■ **EXERCISE AIM**
When you find the word "dress" in a line of the entries, please copy the whole line.

■ **Entries taken from a collection**

#####

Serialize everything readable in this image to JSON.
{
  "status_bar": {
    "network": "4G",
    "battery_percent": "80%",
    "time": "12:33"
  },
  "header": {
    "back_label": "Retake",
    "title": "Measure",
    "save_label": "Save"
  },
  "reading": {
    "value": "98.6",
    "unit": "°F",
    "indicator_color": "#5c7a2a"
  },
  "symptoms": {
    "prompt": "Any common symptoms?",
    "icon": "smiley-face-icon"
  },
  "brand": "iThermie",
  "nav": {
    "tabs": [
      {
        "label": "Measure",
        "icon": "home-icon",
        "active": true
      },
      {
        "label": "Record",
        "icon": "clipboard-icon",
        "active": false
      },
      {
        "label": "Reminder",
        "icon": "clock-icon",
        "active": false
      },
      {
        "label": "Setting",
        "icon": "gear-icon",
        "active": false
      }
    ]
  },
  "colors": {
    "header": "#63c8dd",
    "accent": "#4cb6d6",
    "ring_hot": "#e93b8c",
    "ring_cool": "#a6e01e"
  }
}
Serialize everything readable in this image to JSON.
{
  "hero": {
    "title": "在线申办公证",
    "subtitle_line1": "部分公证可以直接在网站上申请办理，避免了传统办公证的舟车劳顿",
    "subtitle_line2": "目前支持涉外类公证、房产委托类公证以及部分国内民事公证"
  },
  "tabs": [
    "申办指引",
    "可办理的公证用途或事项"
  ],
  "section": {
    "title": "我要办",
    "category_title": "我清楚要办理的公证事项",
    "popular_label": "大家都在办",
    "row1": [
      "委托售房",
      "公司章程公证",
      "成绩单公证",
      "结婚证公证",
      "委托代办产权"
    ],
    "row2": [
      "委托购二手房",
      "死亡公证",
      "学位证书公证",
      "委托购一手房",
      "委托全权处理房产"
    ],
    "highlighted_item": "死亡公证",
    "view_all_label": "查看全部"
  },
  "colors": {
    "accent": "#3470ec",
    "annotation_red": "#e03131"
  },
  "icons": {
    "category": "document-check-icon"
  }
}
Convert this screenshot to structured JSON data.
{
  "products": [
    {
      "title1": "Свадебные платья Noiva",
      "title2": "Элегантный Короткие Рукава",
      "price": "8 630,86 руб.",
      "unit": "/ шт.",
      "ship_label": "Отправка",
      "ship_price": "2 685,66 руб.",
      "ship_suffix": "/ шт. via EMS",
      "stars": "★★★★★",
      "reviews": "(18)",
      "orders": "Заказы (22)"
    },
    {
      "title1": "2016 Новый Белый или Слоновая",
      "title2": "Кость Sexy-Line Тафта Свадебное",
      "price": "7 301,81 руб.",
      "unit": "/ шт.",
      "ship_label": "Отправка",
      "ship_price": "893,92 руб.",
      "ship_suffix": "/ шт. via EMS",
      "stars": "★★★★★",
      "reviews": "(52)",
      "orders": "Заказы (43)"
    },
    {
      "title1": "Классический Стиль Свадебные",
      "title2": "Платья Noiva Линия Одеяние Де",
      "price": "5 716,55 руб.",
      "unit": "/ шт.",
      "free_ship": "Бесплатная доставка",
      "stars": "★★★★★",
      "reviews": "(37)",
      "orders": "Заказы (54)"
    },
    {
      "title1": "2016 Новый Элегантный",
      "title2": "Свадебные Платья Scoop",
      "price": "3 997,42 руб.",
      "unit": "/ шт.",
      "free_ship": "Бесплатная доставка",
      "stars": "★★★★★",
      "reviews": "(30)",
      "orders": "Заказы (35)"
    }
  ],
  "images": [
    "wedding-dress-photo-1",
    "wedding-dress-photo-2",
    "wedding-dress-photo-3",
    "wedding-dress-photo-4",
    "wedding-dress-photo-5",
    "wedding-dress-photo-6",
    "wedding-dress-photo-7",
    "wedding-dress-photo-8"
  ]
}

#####

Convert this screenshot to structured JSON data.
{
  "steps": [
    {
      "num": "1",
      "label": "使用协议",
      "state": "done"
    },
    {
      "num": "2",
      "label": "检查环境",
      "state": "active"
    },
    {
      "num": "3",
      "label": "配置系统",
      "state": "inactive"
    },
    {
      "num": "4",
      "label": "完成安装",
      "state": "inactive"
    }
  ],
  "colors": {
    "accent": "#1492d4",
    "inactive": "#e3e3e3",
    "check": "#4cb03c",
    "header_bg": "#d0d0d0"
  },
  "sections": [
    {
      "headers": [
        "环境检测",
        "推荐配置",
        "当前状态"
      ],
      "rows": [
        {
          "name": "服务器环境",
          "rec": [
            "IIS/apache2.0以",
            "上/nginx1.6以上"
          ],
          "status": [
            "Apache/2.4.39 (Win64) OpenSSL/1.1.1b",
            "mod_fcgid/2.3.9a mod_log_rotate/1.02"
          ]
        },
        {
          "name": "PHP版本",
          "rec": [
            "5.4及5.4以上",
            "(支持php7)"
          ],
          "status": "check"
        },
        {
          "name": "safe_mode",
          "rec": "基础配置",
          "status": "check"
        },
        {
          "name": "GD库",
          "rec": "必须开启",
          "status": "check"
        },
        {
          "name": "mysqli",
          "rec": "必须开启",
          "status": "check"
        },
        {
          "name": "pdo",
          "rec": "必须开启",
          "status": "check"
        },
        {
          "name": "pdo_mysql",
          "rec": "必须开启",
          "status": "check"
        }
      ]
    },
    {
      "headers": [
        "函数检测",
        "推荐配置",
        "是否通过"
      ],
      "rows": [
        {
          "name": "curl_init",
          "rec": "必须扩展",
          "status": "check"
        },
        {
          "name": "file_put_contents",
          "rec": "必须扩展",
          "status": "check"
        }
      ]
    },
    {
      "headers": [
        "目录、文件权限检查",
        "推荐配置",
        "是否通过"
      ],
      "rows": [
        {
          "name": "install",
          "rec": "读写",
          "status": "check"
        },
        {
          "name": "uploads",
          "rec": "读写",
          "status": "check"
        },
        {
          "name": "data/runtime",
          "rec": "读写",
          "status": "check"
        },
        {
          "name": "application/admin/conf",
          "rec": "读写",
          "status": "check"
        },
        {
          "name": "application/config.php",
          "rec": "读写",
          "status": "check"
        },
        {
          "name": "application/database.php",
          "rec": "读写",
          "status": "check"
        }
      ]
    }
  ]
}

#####

■ **YOUR RESPONSE**
    "wedding-dress-photo-1",
    "wedding-dress-photo-2",
    "wedding-dress-photo-3",
    "wedding-dress-photo-4",
    "wedding-dress-photo-5",
    "wedding-dress-photo-6",
    "wedding-dress-photo-7",
    "wedding-dress-photo-8"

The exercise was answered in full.